As their name implies, the Australian Terrier was developed in Australia, and they were bred to hunt and eradicate snakes and rodents. Australian Terriers were popular as watchdogs and companions. Today, the Australian Terrier dog breed we know still has those same characteristics. They are always a delightful companion, a ferocious earthdog competitor, and an obedience showman.
History of the Australian Terrier
Experts believe that the Australian Terrier’s ancestor is a dog breed known as the Rough-Coated Terrier. This said breed is related to the Scotch dog that came from Great Britain. Breed researchers agree that this the Scotch dog was crossed with other British Terriers that were imported to Australia, such as the precursor of the Skye, DandieDinmont Terrier, Black and Tan Terrier, as well as the Yorkshire. As a result, they got a tough and courageous Australian Terrier. During these times, European settlers in Australia faced a rough problem, and they needed a fearless and hard-working dog that could help them work even in different kinds of weather. This is why back then, they bred Australian Terriers to help them control and exterminate snakes nd rats in gold mines, sheep stations in the outback, and waterfronts. This dog breed was also used as shepherds, companions, and watchdogs to the people living in stressful outposts in Australia.
The Australian Terrier was the first native breed that was recognized in Australia.
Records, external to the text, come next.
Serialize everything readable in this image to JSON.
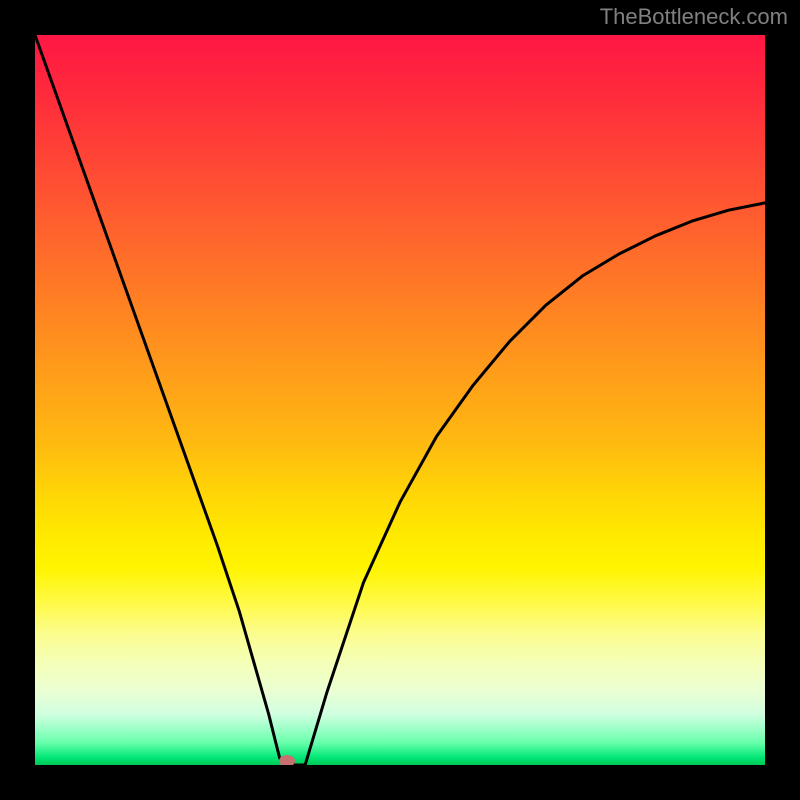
{
  "watermark": "TheBottleneck.com",
  "chart_data": {
    "type": "line",
    "title": "",
    "xlabel": "",
    "ylabel": "",
    "xlim": [
      0,
      100
    ],
    "ylim": [
      0,
      100
    ],
    "grid": false,
    "series": [
      {
        "name": "curve",
        "x": [
          0,
          5,
          10,
          15,
          20,
          25,
          28,
          30,
          32,
          33,
          33.5,
          34,
          37,
          40,
          45,
          50,
          55,
          60,
          65,
          70,
          75,
          80,
          85,
          90,
          95,
          100
        ],
        "values": [
          100,
          86,
          72,
          58,
          44,
          30,
          21,
          14,
          7,
          3,
          1,
          0,
          0,
          10,
          25,
          36,
          45,
          52,
          58,
          63,
          67,
          70,
          72.5,
          74.5,
          76,
          77
        ]
      }
    ],
    "marker": {
      "x": 34.5,
      "y": 0.5
    },
    "colors": {
      "curve_stroke": "#000000",
      "marker_fill": "#c77070",
      "gradient_top": "#ff1744",
      "gradient_bottom": "#00c853"
    }
  }
}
In 1868, this breed was first known as the Australian rough-coated Terrier. After 29 years, it was officially renamed as the Australian Terrier. This dog breed was imported in England by the British aristocracy and some members of the foreign service. In 1933, the Kennel Club in England finally recognized this breed was recognized by the Kennel Club in England. During the late 1940s, travelers and servicemen brought the Australian Terrier to the United States, where they debuted the breed in the Westminister Kennel Club show. A woman named Nell Fox of Pleasant Pastures Kennels, who also wrote the book called Australian Terrier helped bring recognition to the breed in the United States. Fox, who is a native of New Zealand, had been familiar with the Australian Terrier since her youth, and she has imported some of the first Australian Terriers in the United States. In 1960, the Australian Terrier was recognized by American Kennel Club.
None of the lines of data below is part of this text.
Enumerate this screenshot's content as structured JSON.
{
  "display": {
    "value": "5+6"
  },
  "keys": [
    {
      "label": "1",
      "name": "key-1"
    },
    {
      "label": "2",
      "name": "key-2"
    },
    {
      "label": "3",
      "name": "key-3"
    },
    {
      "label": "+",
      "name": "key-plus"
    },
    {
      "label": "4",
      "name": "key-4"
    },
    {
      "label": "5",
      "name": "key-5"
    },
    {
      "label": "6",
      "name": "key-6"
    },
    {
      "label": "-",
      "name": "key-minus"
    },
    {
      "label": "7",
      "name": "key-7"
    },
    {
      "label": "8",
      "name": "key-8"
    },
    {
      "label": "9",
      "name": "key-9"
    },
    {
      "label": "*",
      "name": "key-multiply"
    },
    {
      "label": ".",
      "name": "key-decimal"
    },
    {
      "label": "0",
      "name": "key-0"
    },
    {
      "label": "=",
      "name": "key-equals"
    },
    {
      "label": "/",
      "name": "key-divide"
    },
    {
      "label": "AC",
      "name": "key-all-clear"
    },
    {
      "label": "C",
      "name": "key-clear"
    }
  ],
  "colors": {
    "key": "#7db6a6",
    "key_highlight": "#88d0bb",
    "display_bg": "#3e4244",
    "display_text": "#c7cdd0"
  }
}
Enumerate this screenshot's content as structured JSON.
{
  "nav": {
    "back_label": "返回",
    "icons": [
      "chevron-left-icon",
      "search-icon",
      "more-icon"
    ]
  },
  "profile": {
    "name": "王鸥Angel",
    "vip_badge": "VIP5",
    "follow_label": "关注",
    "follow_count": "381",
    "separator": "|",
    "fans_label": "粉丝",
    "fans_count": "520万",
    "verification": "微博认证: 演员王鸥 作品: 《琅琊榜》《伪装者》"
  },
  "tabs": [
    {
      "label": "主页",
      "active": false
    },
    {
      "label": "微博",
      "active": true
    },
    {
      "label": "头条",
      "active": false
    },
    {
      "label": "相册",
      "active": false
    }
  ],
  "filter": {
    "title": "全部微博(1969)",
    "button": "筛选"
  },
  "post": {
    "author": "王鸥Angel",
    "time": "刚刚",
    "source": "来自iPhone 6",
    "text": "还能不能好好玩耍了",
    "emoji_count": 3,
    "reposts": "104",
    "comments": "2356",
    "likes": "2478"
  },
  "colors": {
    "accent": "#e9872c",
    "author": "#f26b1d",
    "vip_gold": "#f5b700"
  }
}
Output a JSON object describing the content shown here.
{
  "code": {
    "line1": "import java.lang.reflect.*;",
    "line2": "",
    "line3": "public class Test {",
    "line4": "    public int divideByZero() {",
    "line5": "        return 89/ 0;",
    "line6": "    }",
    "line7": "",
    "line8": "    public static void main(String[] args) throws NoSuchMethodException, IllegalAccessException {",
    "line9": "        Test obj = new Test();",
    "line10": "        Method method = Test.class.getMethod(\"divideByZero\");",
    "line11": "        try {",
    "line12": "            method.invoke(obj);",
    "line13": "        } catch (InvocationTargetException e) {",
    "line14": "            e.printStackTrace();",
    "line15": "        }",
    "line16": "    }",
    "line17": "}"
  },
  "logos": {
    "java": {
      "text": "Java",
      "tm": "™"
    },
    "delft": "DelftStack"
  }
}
Characteristics of Australian Terriers
Height: 10-11 inches
Weight: 15-20 pounds
Life Expectancy: 11-15 years
Both male and female Australian Terrier can grow up to 10 to 11 inches tall and weigh about 14 to 16 pounds. The Australian Terrier is an upbeat and fun-loving dog breed who is a great companion for anyone or a family that is willing to share his energetic lifestyle. This breed is highly devoted to their owners, and they are the happiest when you make them part of your daily life. The Australian Terrier likes to be in the house following you room to room, playing with kids, or even racing you the front door whenever you greet a friend. Australian Terriers are clever, and they are easy to train just as long as you keep them busy and make sure that they are never bored.
Caring for Australian Terriers
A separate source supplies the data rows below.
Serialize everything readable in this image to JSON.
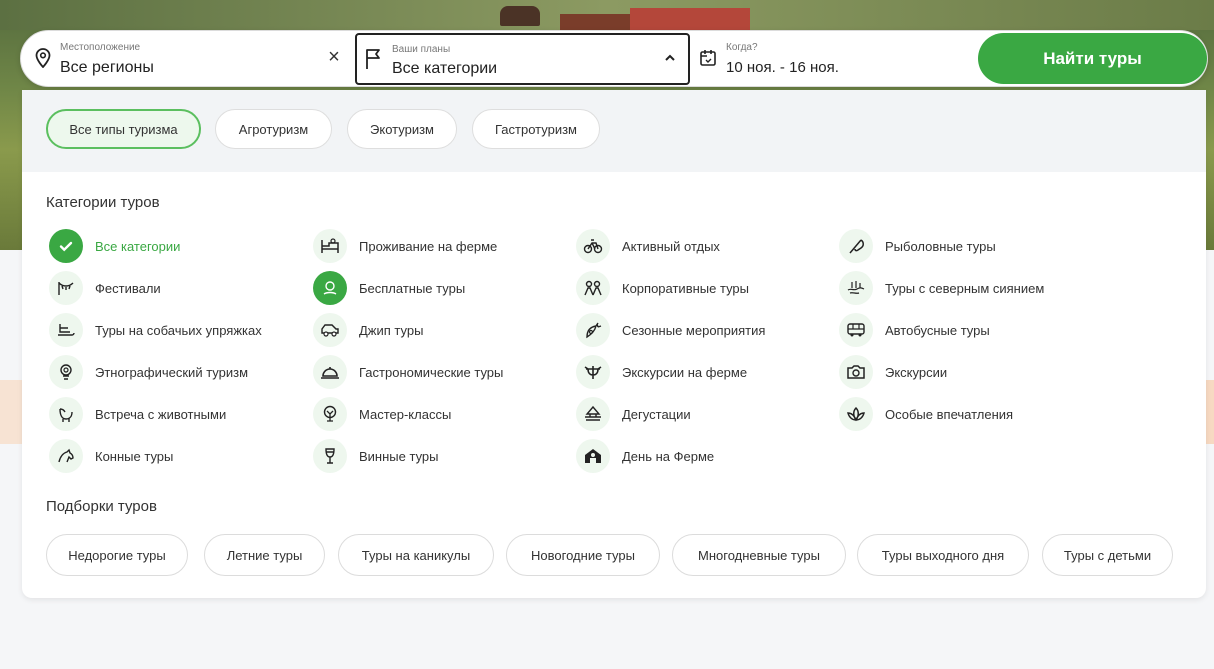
{
  "search": {
    "location_label": "Местоположение",
    "location_value": "Все регионы",
    "clear_glyph": "×",
    "plans_label": "Ваши планы",
    "plans_value": "Все категории",
    "when_label": "Когда?",
    "when_value": "10 ноя. - 16 ноя.",
    "submit_label": "Найти туры"
  },
  "tourism_types": [
    {
      "label": "Все типы туризма",
      "active": true
    },
    {
      "label": "Агротуризм",
      "active": false
    },
    {
      "label": "Экотуризм",
      "active": false
    },
    {
      "label": "Гастротуризм",
      "active": false
    }
  ],
  "categories_title": "Категории туров",
  "categories": [
    {
      "label": "Все категории",
      "icon": "check-icon",
      "selected": true
    },
    {
      "label": "Проживание на ферме",
      "icon": "bed-icon"
    },
    {
      "label": "Активный отдых",
      "icon": "bicycle-icon"
    },
    {
      "label": "Рыболовные туры",
      "icon": "fishing-icon"
    },
    {
      "label": "Фестивали",
      "icon": "garland-icon"
    },
    {
      "label": "Бесплатные туры",
      "icon": "free-tour-icon",
      "highlight": true
    },
    {
      "label": "Корпоративные туры",
      "icon": "group-icon"
    },
    {
      "label": "Туры с северным сиянием",
      "icon": "aurora-icon"
    },
    {
      "label": "Туры на собачьих упряжках",
      "icon": "sled-icon"
    },
    {
      "label": "Джип туры",
      "icon": "jeep-icon"
    },
    {
      "label": "Сезонные мероприятия",
      "icon": "seasonal-icon"
    },
    {
      "label": "Автобусные туры",
      "icon": "bus-icon"
    },
    {
      "label": "Этнографический туризм",
      "icon": "ethno-icon"
    },
    {
      "label": "Гастрономические туры",
      "icon": "cloche-icon"
    },
    {
      "label": "Экскурсии на ферме",
      "icon": "farm-excursion-icon"
    },
    {
      "label": "Экскурсии",
      "icon": "camera-icon"
    },
    {
      "label": "Встреча с животными",
      "icon": "animal-icon"
    },
    {
      "label": "Мастер-классы",
      "icon": "masterclass-icon"
    },
    {
      "label": "Дегустации",
      "icon": "tasting-icon"
    },
    {
      "label": "Особые впечатления",
      "icon": "lotus-icon"
    },
    {
      "label": "Конные туры",
      "icon": "horse-icon"
    },
    {
      "label": "Винные туры",
      "icon": "wine-glass-icon"
    },
    {
      "label": "День на Ферме",
      "icon": "farmhouse-icon"
    }
  ],
  "collections_title": "Подборки туров",
  "collections": [
    "Недорогие туры",
    "Летние туры",
    "Туры на каникулы",
    "Новогодние туры",
    "Многодневные туры",
    "Туры выходного дня",
    "Туры с детьми"
  ],
  "colors": {
    "accent": "#3aa843",
    "accent_light": "#eef7ee"
  }
}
The Australian Terrier enjoys the company of their human companions. They are best when they are living in the house, they should not be left on their own devices in the yard because they have the tendency to dig up like a gopher if they have the chance. If you’re going to let them out in a yard, you should supervise them closely. We suggest that you don’t leave them alone too long or they can be overcome by temptation and your pretty and tidy landscaping will be history. If you have a yard, it is best that you securely fence your backyard to match with the Australian Terrier’s behavior because they will chase and take off after any rat, rabbit, or rat they see if they are not supervised. Since all dogs in the Terrier group can be bossy and aggressive, especially when they are around other dogs, you need to train your Australian Terrier proper socialization. Always remember that Australian Terriers are fast learners, which is why it would be best if you don’t bore them by giving them the same lessons over and over again. Motivation is key when it comes to training Australian Terriers, and you should keep in mind that the task at hand must be challenging and fun for them. We suggest that you must offer them an irresistible incentive, such as toys, verbal praise, and of course, treats. Australian Terriers require plenty of exercises every day, such as taking them several brisk walks or playing fetch.